* [Exercise objective] Lines in the listing below that contain the string "Please" are to be found and copied.

* [Records for this exercise]
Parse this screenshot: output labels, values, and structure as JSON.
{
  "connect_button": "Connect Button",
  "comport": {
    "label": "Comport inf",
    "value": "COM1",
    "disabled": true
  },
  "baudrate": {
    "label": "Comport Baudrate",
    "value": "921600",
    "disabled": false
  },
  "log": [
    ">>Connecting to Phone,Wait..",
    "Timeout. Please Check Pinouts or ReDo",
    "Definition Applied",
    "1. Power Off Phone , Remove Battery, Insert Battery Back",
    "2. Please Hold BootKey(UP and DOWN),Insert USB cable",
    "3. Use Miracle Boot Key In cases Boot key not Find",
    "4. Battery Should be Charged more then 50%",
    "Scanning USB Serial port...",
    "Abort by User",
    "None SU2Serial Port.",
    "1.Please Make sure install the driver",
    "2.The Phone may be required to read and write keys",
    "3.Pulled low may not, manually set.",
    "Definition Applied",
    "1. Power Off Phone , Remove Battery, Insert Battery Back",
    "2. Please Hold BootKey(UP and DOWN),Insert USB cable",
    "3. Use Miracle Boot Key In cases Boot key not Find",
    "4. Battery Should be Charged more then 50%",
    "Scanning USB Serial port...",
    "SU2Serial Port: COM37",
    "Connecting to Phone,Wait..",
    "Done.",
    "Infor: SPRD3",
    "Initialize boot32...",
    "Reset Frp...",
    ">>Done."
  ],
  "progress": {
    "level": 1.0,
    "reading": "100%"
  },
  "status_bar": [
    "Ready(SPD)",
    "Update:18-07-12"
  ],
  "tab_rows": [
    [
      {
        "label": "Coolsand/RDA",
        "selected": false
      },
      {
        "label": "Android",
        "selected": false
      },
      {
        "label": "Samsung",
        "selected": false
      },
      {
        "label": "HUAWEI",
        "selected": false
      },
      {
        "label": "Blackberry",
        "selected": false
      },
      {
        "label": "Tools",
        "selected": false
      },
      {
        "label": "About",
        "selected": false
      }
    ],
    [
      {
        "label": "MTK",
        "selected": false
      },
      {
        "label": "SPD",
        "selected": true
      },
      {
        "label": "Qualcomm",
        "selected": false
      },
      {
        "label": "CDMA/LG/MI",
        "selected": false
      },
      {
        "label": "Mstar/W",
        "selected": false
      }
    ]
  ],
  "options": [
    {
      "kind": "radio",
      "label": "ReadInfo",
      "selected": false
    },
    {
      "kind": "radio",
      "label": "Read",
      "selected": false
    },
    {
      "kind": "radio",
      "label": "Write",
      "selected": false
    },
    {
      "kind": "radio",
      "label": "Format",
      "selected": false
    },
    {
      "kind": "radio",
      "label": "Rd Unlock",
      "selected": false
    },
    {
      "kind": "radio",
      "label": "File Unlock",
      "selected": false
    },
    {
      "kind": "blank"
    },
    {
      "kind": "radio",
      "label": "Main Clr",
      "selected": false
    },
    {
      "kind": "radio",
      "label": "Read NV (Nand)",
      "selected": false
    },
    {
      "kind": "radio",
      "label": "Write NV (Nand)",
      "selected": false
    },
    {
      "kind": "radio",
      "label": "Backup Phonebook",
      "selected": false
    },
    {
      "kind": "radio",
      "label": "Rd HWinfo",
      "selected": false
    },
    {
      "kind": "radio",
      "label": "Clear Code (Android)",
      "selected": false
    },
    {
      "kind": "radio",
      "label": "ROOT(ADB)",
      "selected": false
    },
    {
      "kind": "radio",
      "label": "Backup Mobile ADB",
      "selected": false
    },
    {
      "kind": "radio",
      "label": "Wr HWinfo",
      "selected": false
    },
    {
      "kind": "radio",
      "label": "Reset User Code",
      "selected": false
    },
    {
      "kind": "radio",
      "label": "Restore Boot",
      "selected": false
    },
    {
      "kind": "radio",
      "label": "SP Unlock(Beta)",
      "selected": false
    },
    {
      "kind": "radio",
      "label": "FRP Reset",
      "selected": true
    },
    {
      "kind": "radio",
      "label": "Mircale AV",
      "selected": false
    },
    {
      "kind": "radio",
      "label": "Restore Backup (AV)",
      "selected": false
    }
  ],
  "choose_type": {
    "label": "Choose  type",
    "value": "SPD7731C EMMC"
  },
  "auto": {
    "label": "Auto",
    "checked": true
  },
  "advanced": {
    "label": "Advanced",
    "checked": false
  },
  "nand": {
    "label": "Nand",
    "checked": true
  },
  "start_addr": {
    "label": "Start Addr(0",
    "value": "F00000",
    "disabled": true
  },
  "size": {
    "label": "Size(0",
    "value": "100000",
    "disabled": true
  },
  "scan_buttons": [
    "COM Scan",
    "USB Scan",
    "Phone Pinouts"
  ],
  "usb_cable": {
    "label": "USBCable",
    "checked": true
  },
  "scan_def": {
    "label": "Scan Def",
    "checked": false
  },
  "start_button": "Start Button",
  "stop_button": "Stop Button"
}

* [Solution for this exercise]
    "Timeout. Please Check Pinouts or ReDo",
    "2. Please Hold BootKey(UP and DOWN),Insert USB cable",
    "1.Please Make sure install the driver",
    "2. Please Hold BootKey(UP and DOWN),Insert USB cable",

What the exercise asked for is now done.